[Collected data entries]
#####
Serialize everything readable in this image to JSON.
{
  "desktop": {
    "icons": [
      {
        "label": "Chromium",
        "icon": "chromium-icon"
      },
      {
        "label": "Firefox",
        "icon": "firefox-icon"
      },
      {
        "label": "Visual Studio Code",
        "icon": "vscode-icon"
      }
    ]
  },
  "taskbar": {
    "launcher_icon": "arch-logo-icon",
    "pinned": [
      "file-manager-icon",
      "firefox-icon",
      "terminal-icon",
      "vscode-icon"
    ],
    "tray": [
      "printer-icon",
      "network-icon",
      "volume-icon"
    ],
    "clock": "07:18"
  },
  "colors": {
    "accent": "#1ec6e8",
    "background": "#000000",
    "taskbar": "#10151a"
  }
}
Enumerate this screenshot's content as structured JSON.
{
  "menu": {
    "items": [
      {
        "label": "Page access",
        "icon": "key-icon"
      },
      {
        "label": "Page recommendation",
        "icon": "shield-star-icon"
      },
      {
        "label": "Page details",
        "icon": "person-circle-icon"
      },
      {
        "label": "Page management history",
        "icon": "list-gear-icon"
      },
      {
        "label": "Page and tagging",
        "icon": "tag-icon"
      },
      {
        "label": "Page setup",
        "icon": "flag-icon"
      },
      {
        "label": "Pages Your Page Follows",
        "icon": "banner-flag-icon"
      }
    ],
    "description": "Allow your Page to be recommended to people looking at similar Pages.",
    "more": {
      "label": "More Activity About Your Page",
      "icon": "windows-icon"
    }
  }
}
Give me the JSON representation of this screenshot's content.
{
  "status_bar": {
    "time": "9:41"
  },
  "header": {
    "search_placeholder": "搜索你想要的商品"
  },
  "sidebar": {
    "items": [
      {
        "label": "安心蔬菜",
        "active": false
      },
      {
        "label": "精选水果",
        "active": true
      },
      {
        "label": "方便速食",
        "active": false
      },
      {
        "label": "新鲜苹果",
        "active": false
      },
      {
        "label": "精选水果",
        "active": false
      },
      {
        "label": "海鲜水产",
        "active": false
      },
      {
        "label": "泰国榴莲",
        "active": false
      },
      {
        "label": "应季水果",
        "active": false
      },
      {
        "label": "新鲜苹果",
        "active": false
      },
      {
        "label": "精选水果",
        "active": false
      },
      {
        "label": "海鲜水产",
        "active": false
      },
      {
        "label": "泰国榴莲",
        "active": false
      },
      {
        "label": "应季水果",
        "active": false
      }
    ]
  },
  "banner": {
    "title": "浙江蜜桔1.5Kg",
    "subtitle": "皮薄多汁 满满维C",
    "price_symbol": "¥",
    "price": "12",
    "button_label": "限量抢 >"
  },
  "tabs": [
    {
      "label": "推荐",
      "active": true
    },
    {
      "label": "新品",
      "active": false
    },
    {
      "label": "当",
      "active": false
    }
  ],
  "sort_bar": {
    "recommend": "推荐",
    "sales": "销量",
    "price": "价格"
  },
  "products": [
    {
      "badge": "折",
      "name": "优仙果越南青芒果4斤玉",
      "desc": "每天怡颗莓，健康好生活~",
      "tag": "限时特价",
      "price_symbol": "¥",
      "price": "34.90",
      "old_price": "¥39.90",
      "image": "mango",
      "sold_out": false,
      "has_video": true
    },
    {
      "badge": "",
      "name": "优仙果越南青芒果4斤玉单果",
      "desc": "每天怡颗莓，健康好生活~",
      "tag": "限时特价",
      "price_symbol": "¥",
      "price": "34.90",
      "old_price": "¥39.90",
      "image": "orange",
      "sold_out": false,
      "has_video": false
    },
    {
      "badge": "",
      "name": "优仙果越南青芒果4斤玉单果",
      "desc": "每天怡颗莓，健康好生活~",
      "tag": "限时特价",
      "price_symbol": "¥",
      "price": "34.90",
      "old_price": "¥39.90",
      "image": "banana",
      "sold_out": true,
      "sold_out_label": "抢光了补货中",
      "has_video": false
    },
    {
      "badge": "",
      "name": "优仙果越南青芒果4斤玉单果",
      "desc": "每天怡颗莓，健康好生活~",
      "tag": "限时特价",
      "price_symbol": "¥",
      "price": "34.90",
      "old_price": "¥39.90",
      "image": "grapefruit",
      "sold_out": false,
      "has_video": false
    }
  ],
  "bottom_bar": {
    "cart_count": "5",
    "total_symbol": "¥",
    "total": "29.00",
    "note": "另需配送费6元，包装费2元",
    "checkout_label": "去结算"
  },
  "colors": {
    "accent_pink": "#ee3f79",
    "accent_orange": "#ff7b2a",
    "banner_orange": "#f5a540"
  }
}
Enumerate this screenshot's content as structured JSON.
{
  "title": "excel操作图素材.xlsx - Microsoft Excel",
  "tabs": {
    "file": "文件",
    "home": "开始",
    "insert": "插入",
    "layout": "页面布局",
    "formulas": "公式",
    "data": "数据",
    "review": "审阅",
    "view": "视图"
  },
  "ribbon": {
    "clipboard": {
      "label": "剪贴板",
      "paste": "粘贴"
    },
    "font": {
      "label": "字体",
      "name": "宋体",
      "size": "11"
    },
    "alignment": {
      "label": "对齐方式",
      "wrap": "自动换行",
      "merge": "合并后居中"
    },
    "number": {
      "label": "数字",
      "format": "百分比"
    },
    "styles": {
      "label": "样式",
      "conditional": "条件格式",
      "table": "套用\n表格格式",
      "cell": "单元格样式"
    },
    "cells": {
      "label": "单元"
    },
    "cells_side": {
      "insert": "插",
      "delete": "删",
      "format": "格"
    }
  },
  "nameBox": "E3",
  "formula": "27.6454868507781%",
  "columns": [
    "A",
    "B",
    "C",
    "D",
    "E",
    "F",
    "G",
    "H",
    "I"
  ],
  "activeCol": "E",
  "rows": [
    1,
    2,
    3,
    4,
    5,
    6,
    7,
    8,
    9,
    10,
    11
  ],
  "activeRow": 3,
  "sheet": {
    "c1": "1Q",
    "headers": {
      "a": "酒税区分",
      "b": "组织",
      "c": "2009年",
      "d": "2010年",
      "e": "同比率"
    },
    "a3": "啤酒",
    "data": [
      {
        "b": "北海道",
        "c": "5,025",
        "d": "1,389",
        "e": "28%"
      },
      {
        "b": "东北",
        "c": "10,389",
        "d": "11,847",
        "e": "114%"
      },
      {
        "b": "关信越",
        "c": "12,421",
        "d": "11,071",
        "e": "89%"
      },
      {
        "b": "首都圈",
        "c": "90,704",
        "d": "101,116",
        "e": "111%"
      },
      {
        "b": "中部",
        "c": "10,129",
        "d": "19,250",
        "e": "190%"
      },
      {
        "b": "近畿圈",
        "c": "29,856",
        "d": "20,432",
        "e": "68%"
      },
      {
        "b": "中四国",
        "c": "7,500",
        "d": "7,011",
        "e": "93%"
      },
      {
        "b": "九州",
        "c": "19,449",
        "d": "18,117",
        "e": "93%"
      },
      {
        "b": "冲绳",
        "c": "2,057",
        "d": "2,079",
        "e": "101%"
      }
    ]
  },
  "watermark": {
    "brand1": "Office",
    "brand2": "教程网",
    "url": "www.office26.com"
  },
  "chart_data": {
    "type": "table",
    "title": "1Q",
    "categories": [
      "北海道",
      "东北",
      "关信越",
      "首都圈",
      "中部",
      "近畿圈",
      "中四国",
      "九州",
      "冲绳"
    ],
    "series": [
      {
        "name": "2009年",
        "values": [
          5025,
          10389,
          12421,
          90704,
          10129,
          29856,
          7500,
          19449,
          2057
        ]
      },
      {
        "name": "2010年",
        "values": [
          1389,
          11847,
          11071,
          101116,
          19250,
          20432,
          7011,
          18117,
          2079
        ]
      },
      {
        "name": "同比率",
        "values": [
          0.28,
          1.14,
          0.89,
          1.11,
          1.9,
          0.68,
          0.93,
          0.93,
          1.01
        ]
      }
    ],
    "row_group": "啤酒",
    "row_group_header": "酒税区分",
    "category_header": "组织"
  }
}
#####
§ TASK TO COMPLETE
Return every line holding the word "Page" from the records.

§ RESULT OF THIS TASK
        "label": "Page access",
        "label": "Page recommendation",
        "label": "Page details",
        "label": "Page management history",
        "label": "Page and tagging",
        "label": "Page setup",
        "label": "Pages Your Page Follows",
    "description": "Allow your Page to be recommended to people looking at similar Pages.",
      "label": "More Activity About Your Page",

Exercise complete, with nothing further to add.